Spyridon: I can only love our Greek American community and I take a sincere interest in its progress and prosperity. After all, I come from this very same community and I am proud to be one of its genuine and authentic offspring.
TNH: Do you miss the Greek American community?
Spyridon: Although I served as the religious leader of Greek Americans only for a few short years, I was blessed to have made a great number of loyal friends. I look forward to sharing time with them again.
TNH: In what direction is the Greek American community moving?
Spyridon: The Greek American community is a vigorous body with immense possibilities at all levels - religious, educational, social etc. It can also play a most significant role in the promotion of Greek national issues. Let us hope that one day it will be suitably equipped to have such possibilities materialized.
TNH: Where do you think the Archdiocese is how heading?
Spyridon: America, it is said, is the country of great and unlimited opportunities. In the case of our Archdiocese there is still an infinite number of unexplored opportunities. I can only pray that those responsible will be blessed with an inspiring vision, the "political will" and the ecclesiastical boldness to undertake a brave initiative of reform and renewal. Without such revival the Greek Orthodox community in America seems to be destined to decline and inevitably shrink.
TNH: Has the creation of metropolises proven detrimental or beneficial to the Archdiocese in the final analysis?

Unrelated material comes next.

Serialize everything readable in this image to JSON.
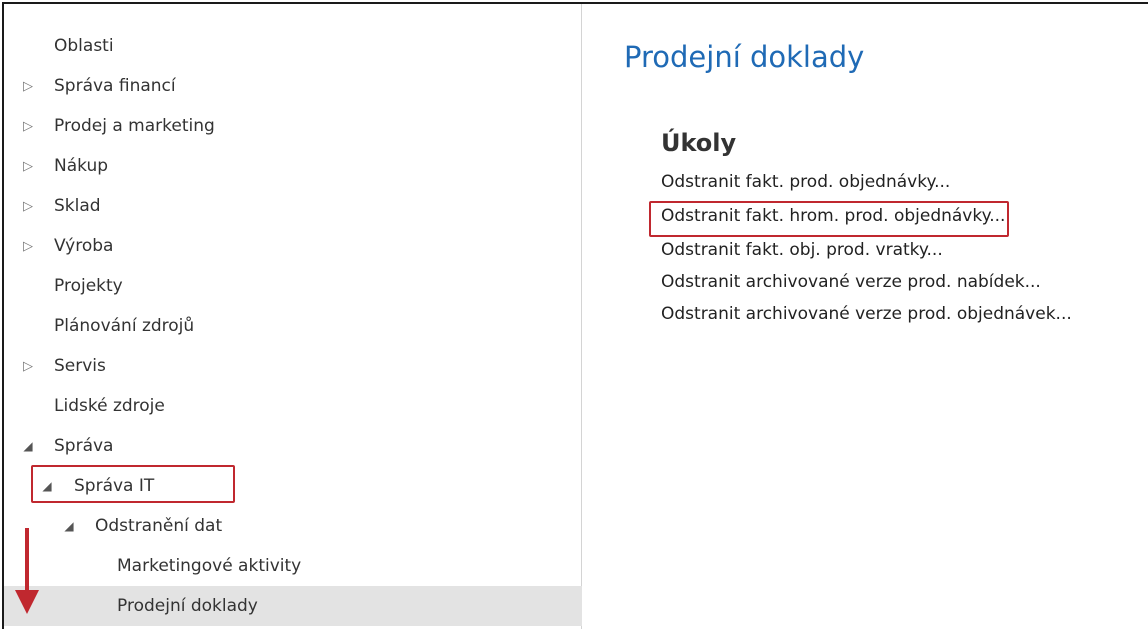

Spyridon: There are those who advocate the usefulness of numerous metropolises, mainly at the Phanar, and of course amongst the metropolitans themselves. On the other hand there are others who question the practicality of such a divisive structure.
It is my opinion that the creation of metropolises inevitably diminishes the Archbishop's role and by definition undermines the necessary unity of the homogeneous body of Greek Americans. As many are aware, the establishment of metropolises serves only ecclesiastico-political designs. Perhaps some other solution should have been considered in order to reconcile both concerns.
TNH: If you had here before you the bulk of the Greek American community, what you would say to them?
Spyridon: The Greek American community will prove to be a vehicle of unique historic possibilities as it becomes more and more aware of the treasure that is Orthodoxy inspired by her Hellenic soul.